Of those 72 hours of election coverage not one minute was devoted to reporting the results of several ballot initiatives nullifying unconstitutional acts of Congress. None of the highly paid, pancake-powdered pundits spoke a single syllable about the noteworthy and now codified efforts of citizens across the country to stop the encroachment of federal tyranny at the state borders.
Colorado and Washington became the first two states to nullify unconstitutional federal drug statutes by legalizing marijuana for recreational use, with voters backing Amendment 64 and Initiative 502 — but rejecting a similar proposal in Oregon. The two victories for legalization advocates, however, have set the stage for a potential showdown with the Obama administration of historic importance.
The Maryland Transit Administration has installed microphones in 10 buses to record passenger conversations. The microphones -- which the city plans to install in 330 more buses by next summer — are attached to the existing video surveillance system monitoring the city’s public transportation.
Although the president’s use of drones to execute the war on terror and those he assumes are associated with it has so far occurred only outside the United States, soon drones will slice through the domestic skies, as well. While the sight of drones over U.S. cities and towns is rare now, the Federal Aviation Administration (FAA) predicts that by 2020, 30,000 of these unmanned aerial vehicles (UAV) will be patrolling American airspace.
On October 29, a federal district court judge ruled that police can enter onto privately owned property and install secret surveillance cameras without a warrant.
The judge did set forth a few guidelines that must be followed before such activity would be permissible, but the fact that such a scenario is accepted as constitutional by a federal judge is a serious setback for privacy and for the Fourth Amendment.
City officials in Baltimore have established public transportation policies that constitutionalists and state legislators say infringe upon the rights of its citizens. According to the Baltimore Sun, Maryland Transit Administration authorities have announced that audio devices are being added to its buses to record private conversations in order to "investigate crimes, accidents and poor customer service.”

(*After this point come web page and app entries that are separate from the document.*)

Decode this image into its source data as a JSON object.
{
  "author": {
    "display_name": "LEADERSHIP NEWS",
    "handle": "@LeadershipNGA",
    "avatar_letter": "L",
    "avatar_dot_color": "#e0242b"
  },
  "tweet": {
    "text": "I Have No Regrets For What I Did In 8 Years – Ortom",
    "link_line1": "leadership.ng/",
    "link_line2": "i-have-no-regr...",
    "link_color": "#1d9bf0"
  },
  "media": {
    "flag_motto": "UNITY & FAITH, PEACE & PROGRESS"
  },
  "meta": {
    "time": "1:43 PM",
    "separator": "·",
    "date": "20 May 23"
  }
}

As recent events have demonstrated, there is very little constitutional difference between President Barack Obama and Mitt Romney.
There may have been more talk about dogs at the U.S. Supreme Court than at the American Kennel Club Wednesday, as the justices heard arguments in two cases involving the state of Florida and drug-sniffing police dogs.